» **RECORDS FOR PROCESSING**
◇ ◇ ◇ ◇ ◇

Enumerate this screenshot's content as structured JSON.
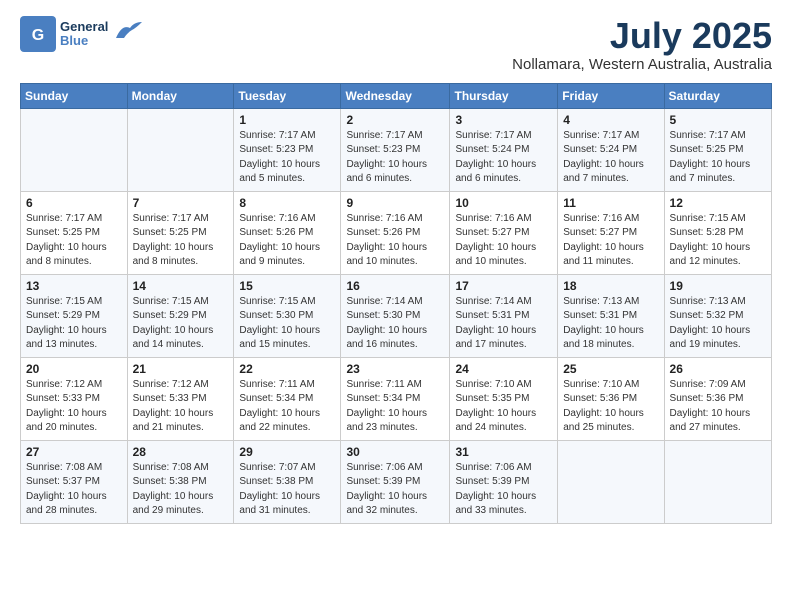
{
  "logo": {
    "general": "General",
    "blue": "Blue"
  },
  "header": {
    "month": "July 2025",
    "location": "Nollamara, Western Australia, Australia"
  },
  "weekdays": [
    "Sunday",
    "Monday",
    "Tuesday",
    "Wednesday",
    "Thursday",
    "Friday",
    "Saturday"
  ],
  "weeks": [
    [
      {
        "day": "",
        "info": ""
      },
      {
        "day": "",
        "info": ""
      },
      {
        "day": "1",
        "info": "Sunrise: 7:17 AM\nSunset: 5:23 PM\nDaylight: 10 hours\nand 5 minutes."
      },
      {
        "day": "2",
        "info": "Sunrise: 7:17 AM\nSunset: 5:23 PM\nDaylight: 10 hours\nand 6 minutes."
      },
      {
        "day": "3",
        "info": "Sunrise: 7:17 AM\nSunset: 5:24 PM\nDaylight: 10 hours\nand 6 minutes."
      },
      {
        "day": "4",
        "info": "Sunrise: 7:17 AM\nSunset: 5:24 PM\nDaylight: 10 hours\nand 7 minutes."
      },
      {
        "day": "5",
        "info": "Sunrise: 7:17 AM\nSunset: 5:25 PM\nDaylight: 10 hours\nand 7 minutes."
      }
    ],
    [
      {
        "day": "6",
        "info": "Sunrise: 7:17 AM\nSunset: 5:25 PM\nDaylight: 10 hours\nand 8 minutes."
      },
      {
        "day": "7",
        "info": "Sunrise: 7:17 AM\nSunset: 5:25 PM\nDaylight: 10 hours\nand 8 minutes."
      },
      {
        "day": "8",
        "info": "Sunrise: 7:16 AM\nSunset: 5:26 PM\nDaylight: 10 hours\nand 9 minutes."
      },
      {
        "day": "9",
        "info": "Sunrise: 7:16 AM\nSunset: 5:26 PM\nDaylight: 10 hours\nand 10 minutes."
      },
      {
        "day": "10",
        "info": "Sunrise: 7:16 AM\nSunset: 5:27 PM\nDaylight: 10 hours\nand 10 minutes."
      },
      {
        "day": "11",
        "info": "Sunrise: 7:16 AM\nSunset: 5:27 PM\nDaylight: 10 hours\nand 11 minutes."
      },
      {
        "day": "12",
        "info": "Sunrise: 7:15 AM\nSunset: 5:28 PM\nDaylight: 10 hours\nand 12 minutes."
      }
    ],
    [
      {
        "day": "13",
        "info": "Sunrise: 7:15 AM\nSunset: 5:29 PM\nDaylight: 10 hours\nand 13 minutes."
      },
      {
        "day": "14",
        "info": "Sunrise: 7:15 AM\nSunset: 5:29 PM\nDaylight: 10 hours\nand 14 minutes."
      },
      {
        "day": "15",
        "info": "Sunrise: 7:15 AM\nSunset: 5:30 PM\nDaylight: 10 hours\nand 15 minutes."
      },
      {
        "day": "16",
        "info": "Sunrise: 7:14 AM\nSunset: 5:30 PM\nDaylight: 10 hours\nand 16 minutes."
      },
      {
        "day": "17",
        "info": "Sunrise: 7:14 AM\nSunset: 5:31 PM\nDaylight: 10 hours\nand 17 minutes."
      },
      {
        "day": "18",
        "info": "Sunrise: 7:13 AM\nSunset: 5:31 PM\nDaylight: 10 hours\nand 18 minutes."
      },
      {
        "day": "19",
        "info": "Sunrise: 7:13 AM\nSunset: 5:32 PM\nDaylight: 10 hours\nand 19 minutes."
      }
    ],
    [
      {
        "day": "20",
        "info": "Sunrise: 7:12 AM\nSunset: 5:33 PM\nDaylight: 10 hours\nand 20 minutes."
      },
      {
        "day": "21",
        "info": "Sunrise: 7:12 AM\nSunset: 5:33 PM\nDaylight: 10 hours\nand 21 minutes."
      },
      {
        "day": "22",
        "info": "Sunrise: 7:11 AM\nSunset: 5:34 PM\nDaylight: 10 hours\nand 22 minutes."
      },
      {
        "day": "23",
        "info": "Sunrise: 7:11 AM\nSunset: 5:34 PM\nDaylight: 10 hours\nand 23 minutes."
      },
      {
        "day": "24",
        "info": "Sunrise: 7:10 AM\nSunset: 5:35 PM\nDaylight: 10 hours\nand 24 minutes."
      },
      {
        "day": "25",
        "info": "Sunrise: 7:10 AM\nSunset: 5:36 PM\nDaylight: 10 hours\nand 25 minutes."
      },
      {
        "day": "26",
        "info": "Sunrise: 7:09 AM\nSunset: 5:36 PM\nDaylight: 10 hours\nand 27 minutes."
      }
    ],
    [
      {
        "day": "27",
        "info": "Sunrise: 7:08 AM\nSunset: 5:37 PM\nDaylight: 10 hours\nand 28 minutes."
      },
      {
        "day": "28",
        "info": "Sunrise: 7:08 AM\nSunset: 5:38 PM\nDaylight: 10 hours\nand 29 minutes."
      },
      {
        "day": "29",
        "info": "Sunrise: 7:07 AM\nSunset: 5:38 PM\nDaylight: 10 hours\nand 31 minutes."
      },
      {
        "day": "30",
        "info": "Sunrise: 7:06 AM\nSunset: 5:39 PM\nDaylight: 10 hours\nand 32 minutes."
      },
      {
        "day": "31",
        "info": "Sunrise: 7:06 AM\nSunset: 5:39 PM\nDaylight: 10 hours\nand 33 minutes."
      },
      {
        "day": "",
        "info": ""
      },
      {
        "day": "",
        "info": ""
      }
    ]
  ]
}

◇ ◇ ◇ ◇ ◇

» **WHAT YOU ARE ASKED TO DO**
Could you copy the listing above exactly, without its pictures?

» **TASK SOLUTION**
Enumerate this screenshot's content as structured JSON.
{
  "logo": {
    "general": "General",
    "blue": "Blue"
  },
  "header": {
    "month": "July 2025",
    "location": "Nollamara, Western Australia, Australia"
  },
  "weekdays": [
    "Sunday",
    "Monday",
    "Tuesday",
    "Wednesday",
    "Thursday",
    "Friday",
    "Saturday"
  ],
  "weeks": [
    [
      {
        "day": "",
        "info": ""
      },
      {
        "day": "",
        "info": ""
      },
      {
        "day": "1",
        "info": "Sunrise: 7:17 AM\nSunset: 5:23 PM\nDaylight: 10 hours\nand 5 minutes."
      },
      {
        "day": "2",
        "info": "Sunrise: 7:17 AM\nSunset: 5:23 PM\nDaylight: 10 hours\nand 6 minutes."
      },
      {
        "day": "3",
        "info": "Sunrise: 7:17 AM\nSunset: 5:24 PM\nDaylight: 10 hours\nand 6 minutes."
      },
      {
        "day": "4",
        "info": "Sunrise: 7:17 AM\nSunset: 5:24 PM\nDaylight: 10 hours\nand 7 minutes."
      },
      {
        "day": "5",
        "info": "Sunrise: 7:17 AM\nSunset: 5:25 PM\nDaylight: 10 hours\nand 7 minutes."
      }
    ],
    [
      {
        "day": "6",
        "info": "Sunrise: 7:17 AM\nSunset: 5:25 PM\nDaylight: 10 hours\nand 8 minutes."
      },
      {
        "day": "7",
        "info": "Sunrise: 7:17 AM\nSunset: 5:25 PM\nDaylight: 10 hours\nand 8 minutes."
      },
      {
        "day": "8",
        "info": "Sunrise: 7:16 AM\nSunset: 5:26 PM\nDaylight: 10 hours\nand 9 minutes."
      },
      {
        "day": "9",
        "info": "Sunrise: 7:16 AM\nSunset: 5:26 PM\nDaylight: 10 hours\nand 10 minutes."
      },
      {
        "day": "10",
        "info": "Sunrise: 7:16 AM\nSunset: 5:27 PM\nDaylight: 10 hours\nand 10 minutes."
      },
      {
        "day": "11",
        "info": "Sunrise: 7:16 AM\nSunset: 5:27 PM\nDaylight: 10 hours\nand 11 minutes."
      },
      {
        "day": "12",
        "info": "Sunrise: 7:15 AM\nSunset: 5:28 PM\nDaylight: 10 hours\nand 12 minutes."
      }
    ],
    [
      {
        "day": "13",
        "info": "Sunrise: 7:15 AM\nSunset: 5:29 PM\nDaylight: 10 hours\nand 13 minutes."
      },
      {
        "day": "14",
        "info": "Sunrise: 7:15 AM\nSunset: 5:29 PM\nDaylight: 10 hours\nand 14 minutes."
      },
      {
        "day": "15",
        "info": "Sunrise: 7:15 AM\nSunset: 5:30 PM\nDaylight: 10 hours\nand 15 minutes."
      },
      {
        "day": "16",
        "info": "Sunrise: 7:14 AM\nSunset: 5:30 PM\nDaylight: 10 hours\nand 16 minutes."
      },
      {
        "day": "17",
        "info": "Sunrise: 7:14 AM\nSunset: 5:31 PM\nDaylight: 10 hours\nand 17 minutes."
      },
      {
        "day": "18",
        "info": "Sunrise: 7:13 AM\nSunset: 5:31 PM\nDaylight: 10 hours\nand 18 minutes."
      },
      {
        "day": "19",
        "info": "Sunrise: 7:13 AM\nSunset: 5:32 PM\nDaylight: 10 hours\nand 19 minutes."
      }
    ],
    [
      {
        "day": "20",
        "info": "Sunrise: 7:12 AM\nSunset: 5:33 PM\nDaylight: 10 hours\nand 20 minutes."
      },
      {
        "day": "21",
        "info": "Sunrise: 7:12 AM\nSunset: 5:33 PM\nDaylight: 10 hours\nand 21 minutes."
      },
      {
        "day": "22",
        "info": "Sunrise: 7:11 AM\nSunset: 5:34 PM\nDaylight: 10 hours\nand 22 minutes."
      },
      {
        "day": "23",
        "info": "Sunrise: 7:11 AM\nSunset: 5:34 PM\nDaylight: 10 hours\nand 23 minutes."
      },
      {
        "day": "24",
        "info": "Sunrise: 7:10 AM\nSunset: 5:35 PM\nDaylight: 10 hours\nand 24 minutes."
      },
      {
        "day": "25",
        "info": "Sunrise: 7:10 AM\nSunset: 5:36 PM\nDaylight: 10 hours\nand 25 minutes."
      },
      {
        "day": "26",
        "info": "Sunrise: 7:09 AM\nSunset: 5:36 PM\nDaylight: 10 hours\nand 27 minutes."
      }
    ],
    [
      {
        "day": "27",
        "info": "Sunrise: 7:08 AM\nSunset: 5:37 PM\nDaylight: 10 hours\nand 28 minutes."
      },
      {
        "day": "28",
        "info": "Sunrise: 7:08 AM\nSunset: 5:38 PM\nDaylight: 10 hours\nand 29 minutes."
      },
      {
        "day": "29",
        "info": "Sunrise: 7:07 AM\nSunset: 5:38 PM\nDaylight: 10 hours\nand 31 minutes."
      },
      {
        "day": "30",
        "info": "Sunrise: 7:06 AM\nSunset: 5:39 PM\nDaylight: 10 hours\nand 32 minutes."
      },
      {
        "day": "31",
        "info": "Sunrise: 7:06 AM\nSunset: 5:39 PM\nDaylight: 10 hours\nand 33 minutes."
      },
      {
        "day": "",
        "info": ""
      },
      {
        "day": "",
        "info": ""
      }
    ]
  ]
}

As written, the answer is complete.